Let’s move on to the pages themselves. The page with her books only features three covers, and refers to the ‘about’ page for more details. This page indeed discusses the three books in turn, but that is not so clear from the text and layout. Included the book cover in the respective page section discussing the book would have made it easier for site visitors to quickly find the info on the book that interests them.

Actually, I would have created these pages the other way around: keep the ‘about’ text much shorter and focused on giving an overview of Zuboff’s achievements and career. And refer to the book page for more details on each of the three books. 

Image Links (Unfortunately Not Opening in New Tabs)

The page with upcoming events displays just a simple list with links to external websites for more details. In contrast, her page with recent work (see screenshot below) attaches each link to an image depicting the topic of the article / interview / video in question. Makes it much more appealing to click through. And the totality of images gives you glimpse of her areas of interests even without reading anything.

But if I may make one critical remark: all the links on the page with recent work open in your current browser tab, rather than a new one. That is not a good user experience, one that will cause her to unnecessarily loose site visitors; Most people will not keep hitting the ‘back’ button in the browser to explore more of the articles on her site.

Alternative: topic navigation

A more radical improvement of the site’s structure, now that I think about it some more, would be to replace the pages ‘books’ and ‘recent work’ with three pages on the topics of the three books:

  • The future of work
  • The support economy
  • The age of surveillance capitalism

Each of these pages should then include not just the book in question, but also articles, interviews and videos connected to that topic. Makes more sense from the perspective of the site visitor, who is generally not interested in a specific content type like articles or videos, but in certain topics. The sub-page on the age of surveillance capitalism actually already makes a start with this type of navigation, but then the idea is not followed through.

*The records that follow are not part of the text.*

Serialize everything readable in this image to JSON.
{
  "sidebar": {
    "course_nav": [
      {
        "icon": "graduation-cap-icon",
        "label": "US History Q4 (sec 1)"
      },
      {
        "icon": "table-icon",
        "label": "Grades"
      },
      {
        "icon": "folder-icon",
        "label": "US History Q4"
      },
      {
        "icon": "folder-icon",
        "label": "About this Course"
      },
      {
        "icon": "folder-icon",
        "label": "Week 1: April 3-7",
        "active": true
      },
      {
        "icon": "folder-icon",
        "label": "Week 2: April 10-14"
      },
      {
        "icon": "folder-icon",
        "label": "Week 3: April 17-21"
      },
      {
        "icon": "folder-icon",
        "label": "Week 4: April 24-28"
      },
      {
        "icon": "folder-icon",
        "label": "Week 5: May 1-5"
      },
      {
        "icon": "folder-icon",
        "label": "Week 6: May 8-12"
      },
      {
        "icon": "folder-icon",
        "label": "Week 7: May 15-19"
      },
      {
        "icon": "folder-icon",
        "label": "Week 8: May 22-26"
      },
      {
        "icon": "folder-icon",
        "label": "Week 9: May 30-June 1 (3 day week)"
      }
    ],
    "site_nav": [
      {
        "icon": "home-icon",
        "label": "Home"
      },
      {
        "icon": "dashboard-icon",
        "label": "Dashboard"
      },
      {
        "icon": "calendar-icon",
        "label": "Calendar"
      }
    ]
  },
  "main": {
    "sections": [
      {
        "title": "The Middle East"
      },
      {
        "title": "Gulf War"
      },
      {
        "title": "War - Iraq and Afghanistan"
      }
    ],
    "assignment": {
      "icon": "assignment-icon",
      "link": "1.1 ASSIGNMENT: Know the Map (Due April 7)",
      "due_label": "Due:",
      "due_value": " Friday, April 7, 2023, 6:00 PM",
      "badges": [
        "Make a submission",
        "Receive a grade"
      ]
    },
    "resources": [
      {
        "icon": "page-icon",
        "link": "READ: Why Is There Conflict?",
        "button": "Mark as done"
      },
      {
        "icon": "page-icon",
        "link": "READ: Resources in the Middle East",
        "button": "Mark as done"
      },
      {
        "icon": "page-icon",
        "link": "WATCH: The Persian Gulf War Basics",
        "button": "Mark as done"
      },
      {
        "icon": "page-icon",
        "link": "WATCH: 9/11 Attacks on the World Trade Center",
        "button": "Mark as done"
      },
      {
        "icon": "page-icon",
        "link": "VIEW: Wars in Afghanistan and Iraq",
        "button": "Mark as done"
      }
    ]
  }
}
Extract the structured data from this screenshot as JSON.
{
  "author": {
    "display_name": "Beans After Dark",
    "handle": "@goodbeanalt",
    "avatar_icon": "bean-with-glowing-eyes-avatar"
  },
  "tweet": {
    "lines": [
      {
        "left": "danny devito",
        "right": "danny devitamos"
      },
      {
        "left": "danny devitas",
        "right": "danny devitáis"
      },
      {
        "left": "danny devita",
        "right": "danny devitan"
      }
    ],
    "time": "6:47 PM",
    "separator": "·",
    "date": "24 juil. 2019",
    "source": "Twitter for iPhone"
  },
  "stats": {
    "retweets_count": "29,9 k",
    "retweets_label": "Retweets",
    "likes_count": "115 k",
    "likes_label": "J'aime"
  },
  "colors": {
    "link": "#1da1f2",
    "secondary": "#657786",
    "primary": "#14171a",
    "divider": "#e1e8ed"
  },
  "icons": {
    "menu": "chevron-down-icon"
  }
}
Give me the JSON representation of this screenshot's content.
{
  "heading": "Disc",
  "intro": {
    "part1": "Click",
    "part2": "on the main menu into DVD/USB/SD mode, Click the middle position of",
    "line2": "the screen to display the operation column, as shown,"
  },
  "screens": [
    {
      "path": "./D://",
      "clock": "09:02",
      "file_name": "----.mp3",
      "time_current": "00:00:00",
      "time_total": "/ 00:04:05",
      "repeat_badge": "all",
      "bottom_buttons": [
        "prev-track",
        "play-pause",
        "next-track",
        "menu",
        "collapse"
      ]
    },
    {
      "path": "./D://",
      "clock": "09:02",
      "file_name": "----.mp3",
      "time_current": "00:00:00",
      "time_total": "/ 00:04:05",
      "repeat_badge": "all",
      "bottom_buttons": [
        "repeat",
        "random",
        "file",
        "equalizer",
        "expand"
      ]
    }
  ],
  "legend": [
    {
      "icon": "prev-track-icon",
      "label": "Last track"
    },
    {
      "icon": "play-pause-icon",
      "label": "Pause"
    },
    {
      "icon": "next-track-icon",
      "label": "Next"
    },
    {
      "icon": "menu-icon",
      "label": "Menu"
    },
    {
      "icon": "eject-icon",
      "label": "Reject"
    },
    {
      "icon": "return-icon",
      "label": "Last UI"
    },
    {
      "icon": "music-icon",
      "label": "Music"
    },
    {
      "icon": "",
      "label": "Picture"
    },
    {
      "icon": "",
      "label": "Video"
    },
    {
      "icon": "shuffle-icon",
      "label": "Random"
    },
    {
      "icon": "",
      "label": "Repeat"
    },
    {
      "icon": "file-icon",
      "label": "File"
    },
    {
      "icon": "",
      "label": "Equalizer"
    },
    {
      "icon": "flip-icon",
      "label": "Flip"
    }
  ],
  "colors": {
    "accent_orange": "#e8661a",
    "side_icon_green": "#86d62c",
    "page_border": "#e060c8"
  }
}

Are you drawing inspiration from Zuboff’s site? Or do you know other sites from scholars or research projects that you think are particularly nice? Would love to hear about them!